- _WORK INSTRUCTIONS_
Determine how many lines in the entries below include the word "this", and reply with that number alone.
==== MATERIAL FOR THE TASK
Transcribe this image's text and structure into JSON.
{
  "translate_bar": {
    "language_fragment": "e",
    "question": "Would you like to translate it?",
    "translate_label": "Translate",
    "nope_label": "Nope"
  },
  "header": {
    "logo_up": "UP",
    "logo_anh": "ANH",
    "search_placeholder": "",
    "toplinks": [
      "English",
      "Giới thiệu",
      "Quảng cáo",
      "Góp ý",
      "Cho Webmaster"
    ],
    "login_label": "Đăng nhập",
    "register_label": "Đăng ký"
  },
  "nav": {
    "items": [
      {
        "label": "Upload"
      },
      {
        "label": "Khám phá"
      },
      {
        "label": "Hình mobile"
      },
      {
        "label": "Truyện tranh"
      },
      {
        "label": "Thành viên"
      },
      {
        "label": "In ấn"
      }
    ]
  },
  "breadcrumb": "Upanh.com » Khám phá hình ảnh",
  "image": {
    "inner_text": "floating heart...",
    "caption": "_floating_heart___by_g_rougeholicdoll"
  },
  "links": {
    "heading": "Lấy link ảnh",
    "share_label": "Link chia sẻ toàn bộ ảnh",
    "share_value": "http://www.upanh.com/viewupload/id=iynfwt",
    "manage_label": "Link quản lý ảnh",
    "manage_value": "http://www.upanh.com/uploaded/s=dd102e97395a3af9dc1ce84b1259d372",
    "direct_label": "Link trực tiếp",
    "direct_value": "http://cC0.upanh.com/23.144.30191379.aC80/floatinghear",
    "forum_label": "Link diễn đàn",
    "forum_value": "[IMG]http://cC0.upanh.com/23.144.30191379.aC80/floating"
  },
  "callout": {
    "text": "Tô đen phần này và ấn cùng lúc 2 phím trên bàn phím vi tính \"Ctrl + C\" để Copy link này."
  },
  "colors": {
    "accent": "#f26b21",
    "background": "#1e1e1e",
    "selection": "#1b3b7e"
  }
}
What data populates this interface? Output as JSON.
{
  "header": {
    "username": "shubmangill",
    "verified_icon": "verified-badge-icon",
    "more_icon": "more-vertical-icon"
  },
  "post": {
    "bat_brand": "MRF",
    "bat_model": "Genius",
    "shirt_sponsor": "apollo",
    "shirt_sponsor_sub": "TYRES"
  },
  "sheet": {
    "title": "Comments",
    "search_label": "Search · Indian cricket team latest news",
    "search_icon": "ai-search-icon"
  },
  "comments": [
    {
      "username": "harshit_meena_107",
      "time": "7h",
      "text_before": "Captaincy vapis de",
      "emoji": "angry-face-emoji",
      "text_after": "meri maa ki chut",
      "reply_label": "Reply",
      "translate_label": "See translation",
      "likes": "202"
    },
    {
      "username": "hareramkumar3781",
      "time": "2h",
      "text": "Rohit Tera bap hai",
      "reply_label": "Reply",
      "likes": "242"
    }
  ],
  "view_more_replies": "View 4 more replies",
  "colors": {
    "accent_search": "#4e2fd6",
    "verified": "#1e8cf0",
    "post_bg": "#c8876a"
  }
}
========
- _FINAL ANSWER_
2